    On April 22, 2017, the spacecraft will begin its final flyby of Titan, a Mercury-size moon. Titan’s gravity will help curve the spacecraft’s orbit and send it plunging through a 1,200-mile (2,000 kilometers) gap in the rings on April 26, according to Spilker. The gravitational boost from Titan “gives us an equivalent of about a third of the amount of fuel on board,” Spilker said.

    The Cassini team will spend the next day anticipating the “all clear” signal from the spacecraft. Although the gap in the rings is thought to be cleared out and fairly safe, nothing is certain, Spilker told Space.com.

    “It’s still an unknown place,” she said.

    Are they talking about the Cassini gap in the rings? Was it not determined back with Pioneer 11 in 1979 that the gap is really just darker ring particles?

    Not saying it wouldn’t be cool to go through the rings, because it would, but I can also see Cassini coming to an end there before its plunge into Saturn. I once had an idea for placing small probes designed like soccer balls in both shape and sizer to be spread throughout the rings, where they could gently bounce around touching and sampling particles as they drifted through the ring system. They could then transmit their data and images to the “mother ship” that brought them there, which would be in Saturn orbit, for transfer to Earth.

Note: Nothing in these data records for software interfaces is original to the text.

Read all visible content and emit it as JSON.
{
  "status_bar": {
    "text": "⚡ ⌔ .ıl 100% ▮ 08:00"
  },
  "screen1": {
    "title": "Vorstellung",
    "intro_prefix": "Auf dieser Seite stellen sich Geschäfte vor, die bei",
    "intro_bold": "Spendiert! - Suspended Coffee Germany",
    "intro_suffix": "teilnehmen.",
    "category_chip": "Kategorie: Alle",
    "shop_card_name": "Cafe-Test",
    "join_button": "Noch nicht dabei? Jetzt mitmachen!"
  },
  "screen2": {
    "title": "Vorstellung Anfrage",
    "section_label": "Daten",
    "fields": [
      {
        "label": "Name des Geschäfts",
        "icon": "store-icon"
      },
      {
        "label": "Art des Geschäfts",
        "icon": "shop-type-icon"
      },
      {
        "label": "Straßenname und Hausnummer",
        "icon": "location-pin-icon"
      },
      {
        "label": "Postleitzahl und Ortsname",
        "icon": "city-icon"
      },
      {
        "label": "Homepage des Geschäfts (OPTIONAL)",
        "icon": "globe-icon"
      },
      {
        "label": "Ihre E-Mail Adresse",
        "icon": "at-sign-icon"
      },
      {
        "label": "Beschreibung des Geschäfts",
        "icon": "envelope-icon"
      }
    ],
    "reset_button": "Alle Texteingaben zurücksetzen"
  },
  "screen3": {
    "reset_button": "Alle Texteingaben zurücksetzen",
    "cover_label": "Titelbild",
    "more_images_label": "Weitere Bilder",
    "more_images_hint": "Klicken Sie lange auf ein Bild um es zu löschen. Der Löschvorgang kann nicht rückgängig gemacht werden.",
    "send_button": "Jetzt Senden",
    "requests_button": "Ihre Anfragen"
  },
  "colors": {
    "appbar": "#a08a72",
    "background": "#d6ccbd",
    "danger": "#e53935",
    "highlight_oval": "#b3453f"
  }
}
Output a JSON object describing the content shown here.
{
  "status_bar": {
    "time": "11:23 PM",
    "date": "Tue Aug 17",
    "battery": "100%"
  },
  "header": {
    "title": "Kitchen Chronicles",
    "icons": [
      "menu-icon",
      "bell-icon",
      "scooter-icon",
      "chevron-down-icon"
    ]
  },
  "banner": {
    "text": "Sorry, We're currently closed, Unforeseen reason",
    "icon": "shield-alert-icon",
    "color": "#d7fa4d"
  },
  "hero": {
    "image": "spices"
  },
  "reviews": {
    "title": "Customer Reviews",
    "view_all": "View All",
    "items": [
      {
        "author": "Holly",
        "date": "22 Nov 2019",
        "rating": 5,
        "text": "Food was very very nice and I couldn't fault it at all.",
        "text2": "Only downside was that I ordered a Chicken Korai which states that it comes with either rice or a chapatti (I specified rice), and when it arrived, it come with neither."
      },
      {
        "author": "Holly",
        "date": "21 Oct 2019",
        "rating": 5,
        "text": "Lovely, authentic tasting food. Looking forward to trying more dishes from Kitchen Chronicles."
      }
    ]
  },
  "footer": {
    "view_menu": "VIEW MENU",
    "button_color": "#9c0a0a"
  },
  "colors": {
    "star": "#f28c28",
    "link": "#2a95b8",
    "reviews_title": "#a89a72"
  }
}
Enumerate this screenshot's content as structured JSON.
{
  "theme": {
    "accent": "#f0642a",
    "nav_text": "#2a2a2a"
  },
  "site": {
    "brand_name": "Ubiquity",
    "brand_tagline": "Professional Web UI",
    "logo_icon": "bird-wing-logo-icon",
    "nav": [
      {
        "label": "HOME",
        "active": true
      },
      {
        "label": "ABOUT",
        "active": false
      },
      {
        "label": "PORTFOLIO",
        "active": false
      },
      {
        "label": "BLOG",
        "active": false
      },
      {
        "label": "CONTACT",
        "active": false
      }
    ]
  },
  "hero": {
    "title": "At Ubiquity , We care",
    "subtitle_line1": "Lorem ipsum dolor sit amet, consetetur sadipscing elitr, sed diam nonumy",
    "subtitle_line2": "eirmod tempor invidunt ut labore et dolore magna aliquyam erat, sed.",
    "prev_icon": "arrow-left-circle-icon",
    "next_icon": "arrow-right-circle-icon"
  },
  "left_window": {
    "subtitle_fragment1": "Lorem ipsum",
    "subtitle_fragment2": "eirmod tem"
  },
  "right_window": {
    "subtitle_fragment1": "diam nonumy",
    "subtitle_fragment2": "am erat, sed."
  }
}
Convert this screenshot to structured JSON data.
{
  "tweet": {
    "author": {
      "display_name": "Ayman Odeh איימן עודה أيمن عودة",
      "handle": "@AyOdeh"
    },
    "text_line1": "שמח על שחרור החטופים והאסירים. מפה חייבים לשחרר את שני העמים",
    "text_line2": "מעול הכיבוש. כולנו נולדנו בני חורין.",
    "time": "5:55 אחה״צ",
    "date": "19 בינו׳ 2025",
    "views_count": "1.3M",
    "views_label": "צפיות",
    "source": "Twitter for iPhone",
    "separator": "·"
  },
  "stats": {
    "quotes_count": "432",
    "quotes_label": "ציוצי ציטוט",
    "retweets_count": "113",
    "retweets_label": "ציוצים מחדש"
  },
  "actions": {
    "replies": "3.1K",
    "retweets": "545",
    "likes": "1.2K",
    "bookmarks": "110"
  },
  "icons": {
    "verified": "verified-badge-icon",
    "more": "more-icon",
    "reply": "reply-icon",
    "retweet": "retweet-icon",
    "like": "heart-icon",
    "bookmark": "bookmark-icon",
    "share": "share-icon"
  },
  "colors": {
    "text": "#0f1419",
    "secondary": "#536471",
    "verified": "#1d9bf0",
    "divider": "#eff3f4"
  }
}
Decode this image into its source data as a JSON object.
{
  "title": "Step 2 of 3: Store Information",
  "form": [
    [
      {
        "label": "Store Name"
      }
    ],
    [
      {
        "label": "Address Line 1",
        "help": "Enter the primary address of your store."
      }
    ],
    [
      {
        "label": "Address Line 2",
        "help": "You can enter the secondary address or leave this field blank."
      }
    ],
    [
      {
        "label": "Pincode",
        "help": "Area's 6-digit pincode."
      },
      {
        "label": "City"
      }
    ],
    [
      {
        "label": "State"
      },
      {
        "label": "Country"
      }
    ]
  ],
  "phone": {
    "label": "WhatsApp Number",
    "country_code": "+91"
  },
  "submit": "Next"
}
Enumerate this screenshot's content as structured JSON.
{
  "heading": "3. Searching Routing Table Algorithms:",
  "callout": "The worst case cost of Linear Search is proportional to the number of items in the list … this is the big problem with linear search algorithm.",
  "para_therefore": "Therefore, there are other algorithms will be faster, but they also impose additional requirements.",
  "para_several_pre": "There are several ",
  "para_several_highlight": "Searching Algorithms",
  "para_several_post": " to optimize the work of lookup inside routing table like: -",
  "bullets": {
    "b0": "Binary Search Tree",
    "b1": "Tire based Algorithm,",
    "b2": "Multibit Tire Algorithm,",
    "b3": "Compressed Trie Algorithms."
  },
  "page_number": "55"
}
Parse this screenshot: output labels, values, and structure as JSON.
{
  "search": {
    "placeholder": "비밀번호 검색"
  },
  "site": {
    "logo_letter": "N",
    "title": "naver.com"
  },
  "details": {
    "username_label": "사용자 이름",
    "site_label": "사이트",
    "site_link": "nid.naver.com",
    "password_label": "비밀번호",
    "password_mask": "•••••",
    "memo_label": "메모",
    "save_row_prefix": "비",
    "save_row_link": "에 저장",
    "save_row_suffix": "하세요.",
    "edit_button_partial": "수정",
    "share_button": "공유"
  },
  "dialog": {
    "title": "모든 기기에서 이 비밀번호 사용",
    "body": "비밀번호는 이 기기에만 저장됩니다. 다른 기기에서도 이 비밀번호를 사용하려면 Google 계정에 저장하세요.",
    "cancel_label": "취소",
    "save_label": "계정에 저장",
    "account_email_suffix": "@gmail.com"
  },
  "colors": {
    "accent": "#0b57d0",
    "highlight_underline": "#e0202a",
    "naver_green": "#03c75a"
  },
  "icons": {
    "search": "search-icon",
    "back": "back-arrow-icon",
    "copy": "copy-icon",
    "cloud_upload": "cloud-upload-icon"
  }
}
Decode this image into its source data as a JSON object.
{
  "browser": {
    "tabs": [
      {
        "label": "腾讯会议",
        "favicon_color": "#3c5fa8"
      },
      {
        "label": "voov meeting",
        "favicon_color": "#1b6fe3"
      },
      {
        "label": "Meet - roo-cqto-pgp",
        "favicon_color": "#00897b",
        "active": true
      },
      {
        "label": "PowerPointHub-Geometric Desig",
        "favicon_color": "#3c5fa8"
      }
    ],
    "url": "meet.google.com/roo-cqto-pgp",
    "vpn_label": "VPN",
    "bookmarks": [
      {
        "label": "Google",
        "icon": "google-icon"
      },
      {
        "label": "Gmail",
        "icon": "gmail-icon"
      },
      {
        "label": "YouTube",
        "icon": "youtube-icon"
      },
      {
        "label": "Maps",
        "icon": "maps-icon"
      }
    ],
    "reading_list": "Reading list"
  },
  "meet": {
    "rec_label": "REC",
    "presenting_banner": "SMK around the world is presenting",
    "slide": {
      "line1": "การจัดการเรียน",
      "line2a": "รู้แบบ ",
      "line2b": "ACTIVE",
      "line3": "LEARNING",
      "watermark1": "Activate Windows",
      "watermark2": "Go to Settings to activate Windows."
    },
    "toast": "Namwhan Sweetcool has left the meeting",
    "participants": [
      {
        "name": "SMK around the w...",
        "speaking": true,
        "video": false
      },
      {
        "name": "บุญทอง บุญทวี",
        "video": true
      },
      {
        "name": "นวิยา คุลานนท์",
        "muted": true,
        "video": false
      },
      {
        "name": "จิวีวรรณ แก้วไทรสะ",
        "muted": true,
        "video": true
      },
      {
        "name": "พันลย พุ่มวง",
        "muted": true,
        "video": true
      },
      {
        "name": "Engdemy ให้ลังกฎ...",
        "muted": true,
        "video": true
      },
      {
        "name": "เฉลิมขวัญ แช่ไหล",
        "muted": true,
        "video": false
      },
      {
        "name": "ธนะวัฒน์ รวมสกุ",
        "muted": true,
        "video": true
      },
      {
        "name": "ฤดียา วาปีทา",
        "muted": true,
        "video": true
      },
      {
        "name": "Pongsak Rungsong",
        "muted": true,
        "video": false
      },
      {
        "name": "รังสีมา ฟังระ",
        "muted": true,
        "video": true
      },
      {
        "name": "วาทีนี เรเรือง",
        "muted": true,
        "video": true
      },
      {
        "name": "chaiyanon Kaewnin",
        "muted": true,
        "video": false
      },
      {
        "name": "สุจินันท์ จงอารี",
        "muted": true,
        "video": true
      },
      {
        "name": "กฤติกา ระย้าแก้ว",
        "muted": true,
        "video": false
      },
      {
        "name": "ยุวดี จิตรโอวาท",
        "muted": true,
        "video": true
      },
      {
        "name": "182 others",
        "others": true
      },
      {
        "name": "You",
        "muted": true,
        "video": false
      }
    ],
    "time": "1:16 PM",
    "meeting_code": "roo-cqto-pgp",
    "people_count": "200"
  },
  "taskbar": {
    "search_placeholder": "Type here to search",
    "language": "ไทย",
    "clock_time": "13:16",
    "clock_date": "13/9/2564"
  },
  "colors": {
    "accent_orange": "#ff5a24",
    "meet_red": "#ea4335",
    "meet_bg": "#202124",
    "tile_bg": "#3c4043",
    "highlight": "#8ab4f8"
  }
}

  • ljk November 8, 2016, 13:52

    A beautiful mosaic of Saturn taken by Cassini on October 28, 2016:


  • ljk November 22, 2016, 18:48

    JPL News | November 22, 2016

    NASA Saturn Mission Prepares for ‘Ring-Grazing Orbits’

    First Phase in Dramatic Endgame for Long-Lived Cassini Spacecraft

    A thrilling ride is about to begin for NASA’s Cassini spacecraft. Engineers have been pumping up the spacecraft’s orbit around Saturn this year to increase its tilt with respect to the planet’s equator and rings. And on Nov. 30, following a gravitational nudge from Saturn’s moon Titan, Cassini will enter the first phase of the mission’s dramatic endgame.

    Full article here:


    To quote:

    “We’re calling this phase of the mission Cassini’s Ring-Grazing Orbits, because we’ll be skimming past the outer edge of the rings,” said Linda Spilker, Cassini project scientist at NASA’s Jet Propulsion Laboratory, Pasadena, California. “In addition, we have two instruments that can sample particles and gases as we cross the ringplane, so in a sense Cassini is also ‘grazing’ on the rings.”

    On many of these passes, Cassini’s instruments will attempt to directly sample ring particles and molecules of faint gases that are found close to the rings. During the first two orbits, the spacecraft will pass directly through an extremely faint ring produced by tiny meteors striking the two small moons Janus and Epimetheus. Ring crossings in March and April will send the spacecraft through the dusty outer reaches of the F ring.

    “Even though we’re flying closer to the F ring than we ever have, we’ll still be more than 4,850 miles (7,800 kilometers) distant. There’s very little concern over dust hazard at that range,” said Earl Maize, Cassini project manager at JPL.